The John Baxter Alexander House (1913) and the adjacent Walter L. Alexander House (1915) are similar in form, detail, materials, massing, and setting. The brother and the son respectively of the principal developer of the Elizabeth neighborhood, the two Alexanders selected the Bungalow style as the dominant motif for their homes. Indeed, except for a different placement of chimneys, a less elaborate window treatment, and a stone-columned porch, all in the Walter L. Alexander House, the residences were essentially identical when built; and, happily, the exteriors of the houses are still very similar in appearance.

Exteriorly, the John Baxter Alexander House exhibits many of the essential qualities of the Bungalow style -- irregularly punctuated fenestration, especially the grouping of windows; shed dormers; broad eaves with brackets; large porches; in this instance an open verandah; case granite, in the foundation wall, in the two chimneys which penetrate the main gable roof, and in the base supports for the columns in the wraparound verandah.

On balance, however, the John Baxter Alexander House is a mixture of styles. The wraparound verandah is suggestive of the Queen Anne style; the Doric columns, incorporated in the verandah, and the front entrance, especially the flanking sidelights and the transom, are derived from Colonial Revivalism. The house even contains hints of Medieval motifs, with diamond shaped upper lights in many of the windows, decorated fascia, and a large bay on each side of the house.

The interior of the house has experienced many alterations over the years. For example, a wall has been constructed over the right front, and the pocket doors have been moved forward to create a separate residential unit on the right. The original kitchen on the right rear, and many of the original porches have been altered to accommodate additional bathrooms or rooms for other uses. The mantels in the condominium to the left of the front entrance are most probably not original. A doorway leading from the hallway to the second floor and toward the front of the house and toward the second floor platform porch, which is also bordered by a Colonial Revival balustrade, has been removed. The upper portion of the stairway leading to the attic has been enclosed, and the attic bears little resemblance to the original.
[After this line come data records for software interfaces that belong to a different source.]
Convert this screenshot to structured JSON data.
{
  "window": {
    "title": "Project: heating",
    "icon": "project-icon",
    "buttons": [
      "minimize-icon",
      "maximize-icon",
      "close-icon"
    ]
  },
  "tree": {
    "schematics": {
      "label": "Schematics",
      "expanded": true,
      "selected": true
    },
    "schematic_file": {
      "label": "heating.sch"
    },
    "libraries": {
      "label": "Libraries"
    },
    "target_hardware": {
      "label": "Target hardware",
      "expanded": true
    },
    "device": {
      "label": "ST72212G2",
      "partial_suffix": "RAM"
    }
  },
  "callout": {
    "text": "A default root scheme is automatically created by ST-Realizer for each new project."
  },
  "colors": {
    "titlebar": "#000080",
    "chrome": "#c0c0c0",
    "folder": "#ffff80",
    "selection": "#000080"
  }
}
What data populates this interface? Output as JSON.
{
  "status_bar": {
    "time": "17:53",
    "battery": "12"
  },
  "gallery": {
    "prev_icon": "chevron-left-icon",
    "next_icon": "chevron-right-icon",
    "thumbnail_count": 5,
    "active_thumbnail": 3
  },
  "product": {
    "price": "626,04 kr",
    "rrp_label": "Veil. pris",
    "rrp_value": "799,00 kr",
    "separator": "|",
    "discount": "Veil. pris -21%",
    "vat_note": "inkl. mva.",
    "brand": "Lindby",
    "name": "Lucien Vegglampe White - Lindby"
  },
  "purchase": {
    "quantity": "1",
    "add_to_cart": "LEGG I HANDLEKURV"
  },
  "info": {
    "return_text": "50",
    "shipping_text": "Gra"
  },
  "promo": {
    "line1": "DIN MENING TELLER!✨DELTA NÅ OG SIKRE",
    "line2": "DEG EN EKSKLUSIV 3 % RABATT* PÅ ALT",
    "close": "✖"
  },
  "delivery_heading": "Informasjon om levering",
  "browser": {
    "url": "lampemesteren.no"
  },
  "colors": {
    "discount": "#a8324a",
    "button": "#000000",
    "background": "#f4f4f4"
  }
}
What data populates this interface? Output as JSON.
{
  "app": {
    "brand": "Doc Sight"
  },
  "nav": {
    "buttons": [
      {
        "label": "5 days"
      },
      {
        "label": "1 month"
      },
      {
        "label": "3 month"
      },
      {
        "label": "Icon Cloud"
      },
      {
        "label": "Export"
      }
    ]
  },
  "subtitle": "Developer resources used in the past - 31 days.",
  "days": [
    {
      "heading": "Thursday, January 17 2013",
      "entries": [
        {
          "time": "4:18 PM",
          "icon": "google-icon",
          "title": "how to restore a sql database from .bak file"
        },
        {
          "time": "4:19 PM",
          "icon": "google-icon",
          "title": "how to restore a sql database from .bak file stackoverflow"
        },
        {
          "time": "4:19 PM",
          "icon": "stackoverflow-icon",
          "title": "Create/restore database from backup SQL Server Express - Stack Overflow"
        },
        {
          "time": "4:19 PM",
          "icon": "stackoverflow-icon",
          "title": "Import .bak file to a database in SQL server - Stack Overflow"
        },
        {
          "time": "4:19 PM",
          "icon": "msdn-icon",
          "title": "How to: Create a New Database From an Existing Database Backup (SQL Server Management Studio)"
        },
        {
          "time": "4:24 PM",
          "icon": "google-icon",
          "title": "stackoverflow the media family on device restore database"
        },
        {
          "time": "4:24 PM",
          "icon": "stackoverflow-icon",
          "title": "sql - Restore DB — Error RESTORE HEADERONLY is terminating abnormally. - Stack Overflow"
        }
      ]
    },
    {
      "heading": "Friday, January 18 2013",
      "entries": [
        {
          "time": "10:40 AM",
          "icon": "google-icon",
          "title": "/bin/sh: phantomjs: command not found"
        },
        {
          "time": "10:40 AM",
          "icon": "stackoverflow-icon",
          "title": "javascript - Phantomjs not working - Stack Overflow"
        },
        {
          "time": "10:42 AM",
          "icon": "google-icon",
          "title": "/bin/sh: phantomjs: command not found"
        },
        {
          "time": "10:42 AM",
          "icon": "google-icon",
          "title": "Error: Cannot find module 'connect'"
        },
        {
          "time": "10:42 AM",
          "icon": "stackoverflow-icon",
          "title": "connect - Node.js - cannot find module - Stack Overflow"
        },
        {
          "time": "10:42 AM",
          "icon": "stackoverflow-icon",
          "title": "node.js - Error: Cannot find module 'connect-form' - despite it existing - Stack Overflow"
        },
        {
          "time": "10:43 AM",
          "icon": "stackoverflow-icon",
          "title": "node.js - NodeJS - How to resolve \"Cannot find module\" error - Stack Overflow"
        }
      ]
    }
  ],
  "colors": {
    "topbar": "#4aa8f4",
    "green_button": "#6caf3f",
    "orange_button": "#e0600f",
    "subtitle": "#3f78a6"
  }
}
However, the interior of the John Baxter Alexander House retains its essential integrity. The elegant mahogany beamed ceiling in the central hallway and in a portion of the residential unit to the right of the front entrance remain, as do the impressive mahogany wainscoting and stairway balustrades. The former dining room, now the center room of the condominium to the right side of the first floor, contains an impressive built-in desk and cupboard. And, even more fundamentally, one still experiences the over-all spaciousness of the house.

In a sense, the most compelling argument for the architectural significance of the John Baxter Alexander House is basic not upon the design features of the house itself but upon the importance of the house to the overall streetscape of Clement Avenue. Thomas W. Hanchett, in the draft copy of his manuscript on the architectural history of pre-World War II Charlotte, writes, "The Walter L. Alexander house and its next-door neighbor the J. B. Alexander House are the grandest residences dating from the prestigious early years of Clement Avenue."